Over the past five years Sean L Bowie, aka Yves Tumor, has built his reputation as a genre-bending polymath, with 2018’s Safe In The Hands Of Love a particularly varied affair. This new release sees Bowie settle into a rock-ish style, peppered with electronic effects and more focused on lyrics and groove than previous releases.
Gospel For A New Century kicks things off with a mid-tempo beat that feels filtered through the lens of ’90s hip-hop production, a stodgy horn loop retriggering periodically as the drums and bass loop in perfect synchronicity. The lyrics dwell on a fractious relationship as the soundscape becomes increasingly chaotic, until a single snare brings the track to an unceremonious end.
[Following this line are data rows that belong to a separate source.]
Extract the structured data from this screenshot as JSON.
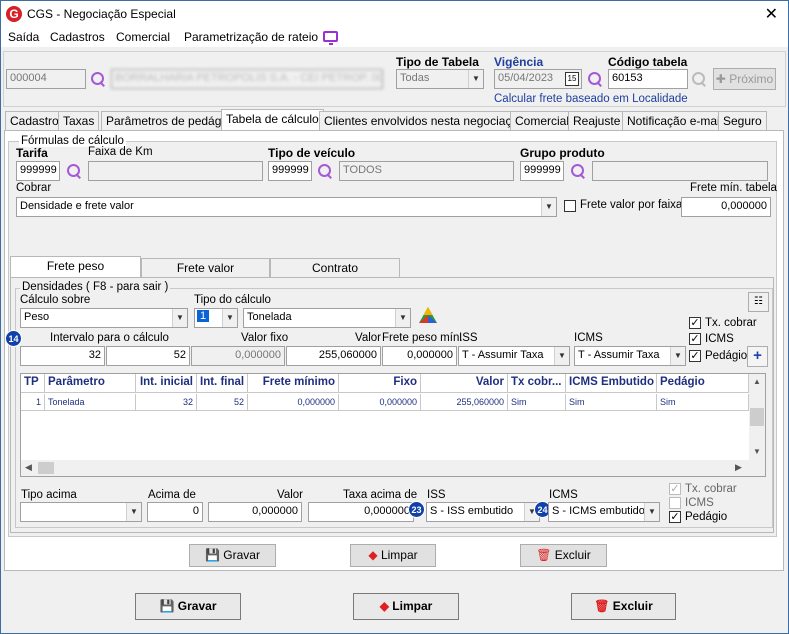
{
  "window": {
    "title": "CGS - Negociação Especial",
    "icon_letter": "G"
  },
  "menu": [
    "Saída",
    "Cadastros",
    "Comercial",
    "Parametrização de rateio"
  ],
  "header": {
    "code_value": "000004",
    "name_value": "BORRALHARIA PETROPOLIS S.A. - CEI PETROP. 000",
    "tipo_tabela_label": "Tipo de Tabela",
    "tipo_tabela_value": "Todas",
    "vigencia_label": "Vigência",
    "vigencia_value": "05/04/2023",
    "calendar_icon_text": "15",
    "codigo_tabela_label": "Código tabela",
    "codigo_tabela_value": "60153",
    "proximo_label": "Próximo",
    "calcular_link": "Calcular frete baseado em Localidade"
  },
  "tabs": [
    "Cadastro",
    "Taxas",
    "Parâmetros de pedágio",
    "Tabela de cálculo",
    "Clientes envolvidos nesta negociação",
    "Comercial",
    "Reajuste",
    "Notificação e-mail",
    "Seguro"
  ],
  "formulas": {
    "group_label": "Fórmulas de cálculo",
    "tarifa_label": "Tarifa",
    "tarifa_value": "999999",
    "faixa_label": "Faixa de Km",
    "faixa_value": "",
    "tipo_veiculo_label": "Tipo de veículo",
    "tipo_veiculo_code": "999999",
    "tipo_veiculo_value": "TODOS",
    "grupo_produto_label": "Grupo produto",
    "grupo_produto_code": "999999",
    "grupo_produto_value": "",
    "cobrar_label": "Cobrar",
    "cobrar_value": "Densidade e frete valor",
    "frete_faixas_label": "Frete valor por faixas",
    "frete_min_label": "Frete mín. tabela",
    "frete_min_value": "0,000000"
  },
  "inner_tabs": [
    "Frete peso",
    "Frete valor",
    "Contrato"
  ],
  "densidades": {
    "group_label": "Densidades ( F8 - para sair )",
    "calculo_sobre_label": "Cálculo sobre",
    "calculo_sobre_value": "Peso",
    "tipo_calculo_label": "Tipo do cálculo",
    "tipo_calculo_code": "1",
    "tipo_calculo_value": "Tonelada",
    "intervalo_label": "Intervalo para o cálculo",
    "intervalo_from": "32",
    "intervalo_to": "52",
    "valor_fixo_label": "Valor fixo",
    "valor_fixo_value": "0,000000",
    "valor_label": "Valor",
    "valor_value": "255,060000",
    "frete_peso_min_label": "Frete peso mín.",
    "frete_peso_min_value": "0,000000",
    "iss_label": "ISS",
    "iss_value": "T - Assumir Taxa",
    "icms_label": "ICMS",
    "icms_value": "T - Assumir Taxa",
    "tx_cobrar_label": "Tx. cobrar",
    "icms_chk_label": "ICMS",
    "pedagio_label": "Pedágio",
    "badge_14": "14"
  },
  "grid": {
    "headers": [
      "TP",
      "Parâmetro",
      "Int. inicial",
      "Int. final",
      "Frete mínimo",
      "Fixo",
      "Valor",
      "Tx cobr...",
      "ICMS Embutido",
      "Pedágio"
    ],
    "rows": [
      [
        "1",
        "Tonelada",
        "32",
        "52",
        "0,000000",
        "0,000000",
        "255,060000",
        "Sim",
        "Sim",
        "Sim"
      ]
    ]
  },
  "acima": {
    "tipo_acima_label": "Tipo acima",
    "tipo_acima_value": "",
    "acima_de_label": "Acima de",
    "acima_de_value": "0",
    "valor_label": "Valor",
    "valor_value": "0,000000",
    "taxa_acima_label": "Taxa acima de",
    "taxa_acima_value": "0,000000",
    "iss_label": "ISS",
    "iss_value": "S - ISS embutido",
    "icms_label": "ICMS",
    "icms_value": "S - ICMS embutido",
    "tx_cobrar_label": "Tx. cobrar",
    "icms_chk_label": "ICMS",
    "pedagio_label": "Pedágio",
    "badge_23": "23",
    "badge_24": "24"
  },
  "inner_buttons": {
    "gravar": "Gravar",
    "limpar": "Limpar",
    "excluir": "Excluir"
  },
  "footer_buttons": {
    "gravar": "Gravar",
    "limpar": "Limpar",
    "excluir": "Excluir"
  },
  "colors": {
    "accent_purple": "#a45ad6",
    "badge_blue": "#1040a8",
    "grid_text": "#1f2f7f",
    "app_red": "#d61f26"
  }
}
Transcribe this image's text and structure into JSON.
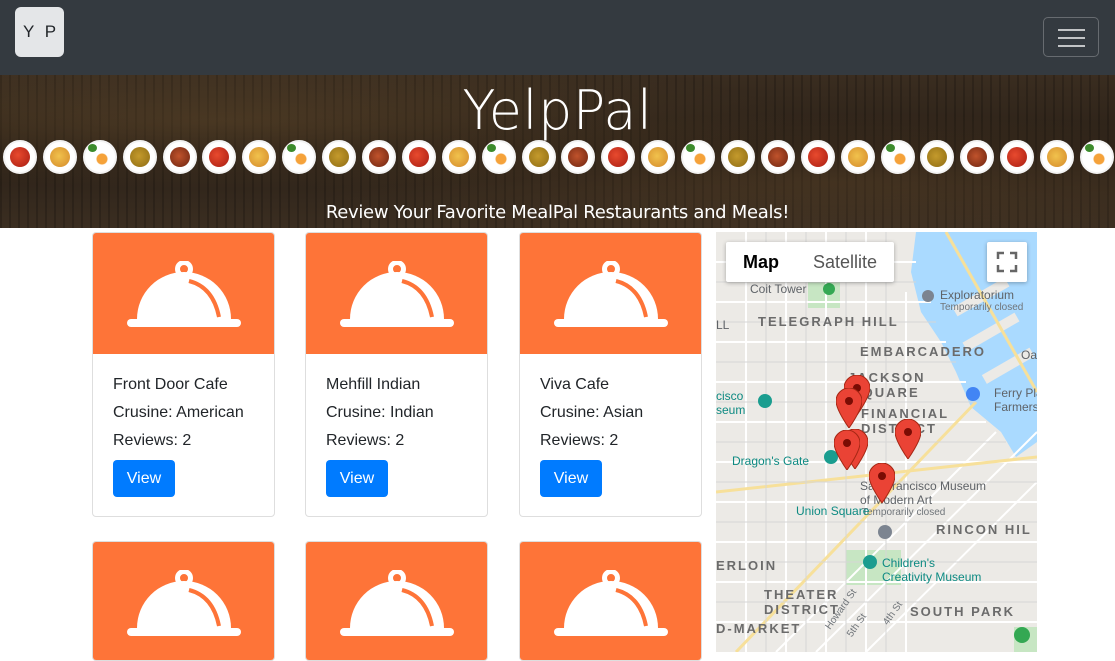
{
  "navbar": {
    "brand": "Y P",
    "menu_icon": "hamburger-icon"
  },
  "hero": {
    "title": "YelpPal",
    "subtitle": "Review Your Favorite MealPal Restaurants and Meals!"
  },
  "cards": [
    {
      "name": "Front Door Cafe",
      "cuisine": "Crusine: American",
      "reviews": "Reviews: 2",
      "button": "View"
    },
    {
      "name": "Mehfill Indian",
      "cuisine": "Crusine: Indian",
      "reviews": "Reviews: 2",
      "button": "View"
    },
    {
      "name": "Viva Cafe",
      "cuisine": "Crusine: Asian",
      "reviews": "Reviews: 2",
      "button": "View"
    },
    {
      "name": "",
      "cuisine": "",
      "reviews": "",
      "button": ""
    },
    {
      "name": "",
      "cuisine": "",
      "reviews": "",
      "button": ""
    },
    {
      "name": "",
      "cuisine": "",
      "reviews": "",
      "button": ""
    }
  ],
  "map": {
    "map_type_map": "Map",
    "map_type_satellite": "Satellite",
    "labels": {
      "coit_tower": "Coit Tower",
      "exploratorium": "Exploratorium",
      "exploratorium_status": "Temporarily closed",
      "telegraph_hill": "TELEGRAPH HILL",
      "embarcadero": "EMBARCADERO",
      "jackson_square_1": "JACKSON",
      "jackson_square_2": "SQUARE",
      "financial_1": "FINANCIAL",
      "financial_2": "DISTRICT",
      "museum_1": "cisco",
      "museum_2": "seum",
      "ferry_1": "Ferry Pla",
      "ferry_2": "Farmers",
      "dragons_gate": "Dragon's Gate",
      "sfmoma_1": "San Francisco Museum",
      "sfmoma_2": "of Modern Art",
      "sfmoma_status": "Temporarily closed",
      "union_square": "Union Square",
      "rincon_hill": "RINCON HIL",
      "childrens_1": "Children's",
      "childrens_2": "Creativity Museum",
      "tenderloin": "ERLOIN",
      "theater_1": "THEATER",
      "theater_2": "DISTRICT",
      "mid_market": "D-MARKET",
      "south_park": "SOUTH PARK",
      "oak": "Oa",
      "ll": "LL",
      "howard_st": "Howard St",
      "fifth_st": "5th St",
      "fourth_st": "4th St"
    },
    "accent_color": "#fe7438",
    "button_color": "#007bff",
    "pin_color": "#ea4335"
  }
}
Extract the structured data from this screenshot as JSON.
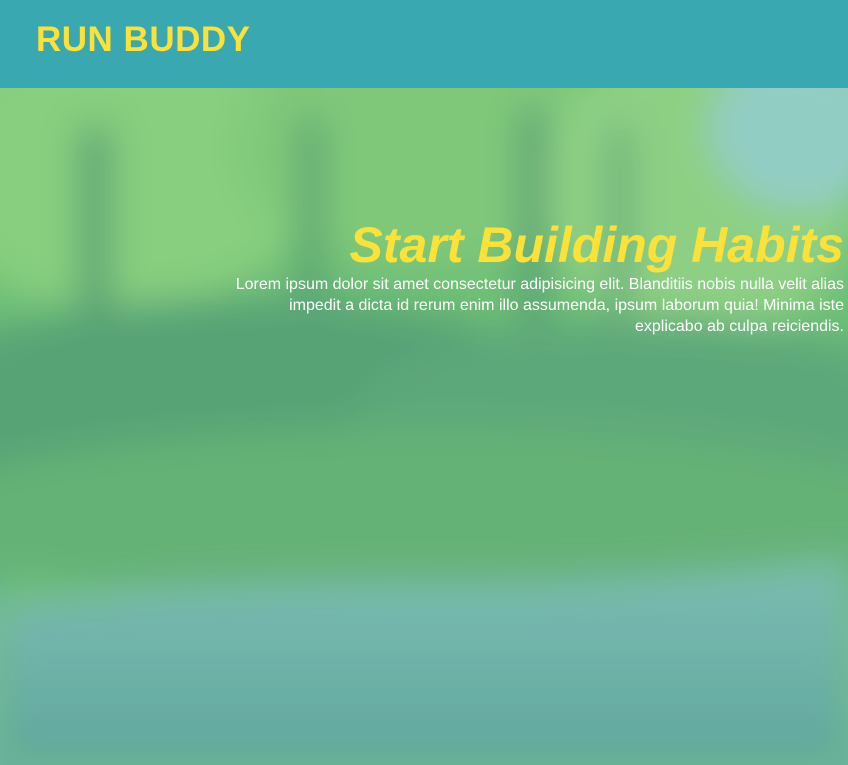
{
  "header": {
    "title": "RUN BUDDY"
  },
  "hero": {
    "title": "Start Building Habits",
    "description": "Lorem ipsum dolor sit amet consectetur adipisicing elit. Blanditiis nobis nulla velit alias impedit a dicta id rerum enim illo assumenda, ipsum laborum quia! Minima iste explicabo ab culpa reiciendis.",
    "background_image": "blurred-forest-road-photo"
  },
  "colors": {
    "header_bg": "#39a8b1",
    "accent_yellow": "#fce138",
    "text_white": "#ffffff"
  }
}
Heaven To A Tortured Mind certainly isn’t afraid of cluttering up the arrangement, as almost all of the songs end up adhering to a maximalist approach. Even Kerosene!, an R&B-influenced duet with Diana Gordon that’s initially smooth as melted butter, gets overpowered by lengthy guitar solos and overlapping vocal riffs, a flameout that takes up the majority of the track.
Romanticist has a more glitchy sound to it, twisted samples wrapped around the beat as Bowie sings of infatuation (“I wanna keep you close, right by my side / I swear you’ve got me hypnotised / I wanna give you every piece of me / You know you are my everything”). It’s a chaotic atmosphere, especially when firework samples come in and segue to the next track, Dream Palette, and the similar tempo and groove make these tracks blend together very well.
In a record dominated by verse-chorus structures, or at least something like these, Asteroid Blues sticks out with a relatively skeletal sound reminiscent of dub reggae. Noises bounce off a rubbery funk groove, drums and bass keeping a brisk pace. It’s worth mentioning here that Bowie has assembled an array of instrumentalists to help with this album, and they all put in stellar performances.
If this whole record had reference tracks, one of them would undoubtedly be Radiohead’s Airbag. A few years before their full embrace of electronics, they took inspiration from DJ Shadow and made their drummer into a sample, creating a lo-fi feel coupled with technological tricks that are all over Heaven To A Tortured Mind. It is just one of the many avenues Bowie could have gone down, but the effect of what he has done is fascinating and wholly satisfying.